Back to Source
How can we get back to the original raw materials of performance and reconnect, or rewire them into new approaches for new kinds of work?
In a chapter I wrote a couple of years ago, I used the metaphor of a natural crystal formation to make my point. When a crystal formation starts out, it’s an unorganised hot soup of raw elements. This unformed liquid state is much like any body of knowledge. When the molten raw elements begin to cool, they self-organise and begin to separate.
This is the most general kind of organisation; the System.
The base-level mixture of elements is equivalent to system-level thinking in any discipline. It organises things just enough so a person can use and manipulate them. If you think of the numeric system. It has symbols that allow people to do math. It’s just organised enough to label the digits zero through nine. It doesn’t tell us exactly what kind of math we should do.
A similar, base-level organisation of ideas can be found in Stanislavski’s work. His system identifies the raw elements of dramatic acting such as the “experiential” and the “embodied.” He divides the actor’s work into types of exercises and then he maps out how they flow together. It’s unfortunate that people associate his work with a fixed set of acting exercises. His intention was to map out a much larger creative field.
Another kind of System is The Six Viewpoints of Mary Overlie. Overlie labels the fundamental elements of performance, like Shape, Space, Time, Emotion, Movement and Story. This allows the artist to name and work with the elements in ways that may have remained unknown because there were no words for them before.
The way you work with the labeled elements is through a Method.
Going back to the image of a crystal formation, the elements cool down more and they extrude from their common origin. They individualise and form a crystalline shape that is repeated throughout the formation. This image represents how methods create set ways of working. They also tend to be copied as people assume that the Method is the best and only way to work.
It’s at this point where problems tend to receive the same kind of solution no matter how different they may be.
Similarly, a method like Stanislavski’s might tell you how to break the script down into beats of action. It might have exercises and aphorisms that reflect the System, but these are not a complete picture of it.
In essence, Methods are simplified expressions of a much larger System. They’re derived and constructed for specific tasks. They give the artist the tools for consistent success, but they also narrow choices and the possibility of invention.
Methods can become so refined and replicated that they eventually become Techniques.
The “highest” level and most individualised part of a crystal formation is at the end of each crystal. There’s a sharp point that represents the most specialised organisation of the elements, but it’s also furthest from the source.
A Technique is a highly specialised version of a Method.
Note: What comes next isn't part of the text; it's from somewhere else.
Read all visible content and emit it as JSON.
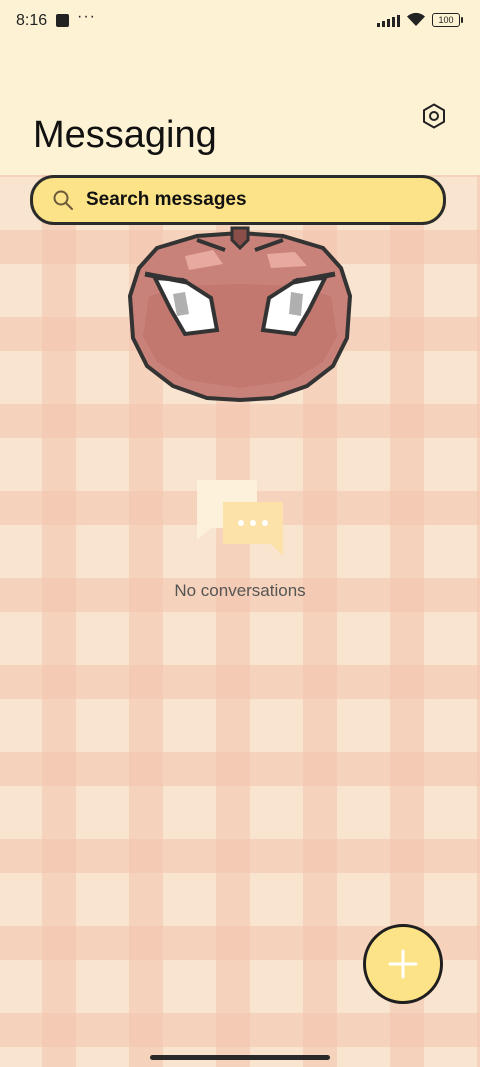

You might have heard the saying, “When you have a hammer, every problem looks like a nail.” This refers to how specialised knowledge has limitations and preconceived conclusions, limiting your imagination.
As far as acting systems, methods and techniques go, the Crosspoints are an Acting System. They’re oriented to the less structured, source-level aspect of your creative imagination. They give you a few prompts and guidelines to rediscover your creativity. By using the Crosspoints System, you can work with quality and consistency in an immersive environment that allows for experimentation – creating new methods for yourself along the way.
You’ll be able to reconnect with source materials and raw elements which you may have missed if you’ve been following well-established techniques. If this sounds interesting to you, please contact us! We offer courses on how to get the most out of Crosspoints so you can grow as an artist every day.
Standing In Space: The Six Viewpoints Theory & Practice, Mary Overlie, 2016.
Crosspoints: An Integrative Acting System, Stephen Atkins, 2020.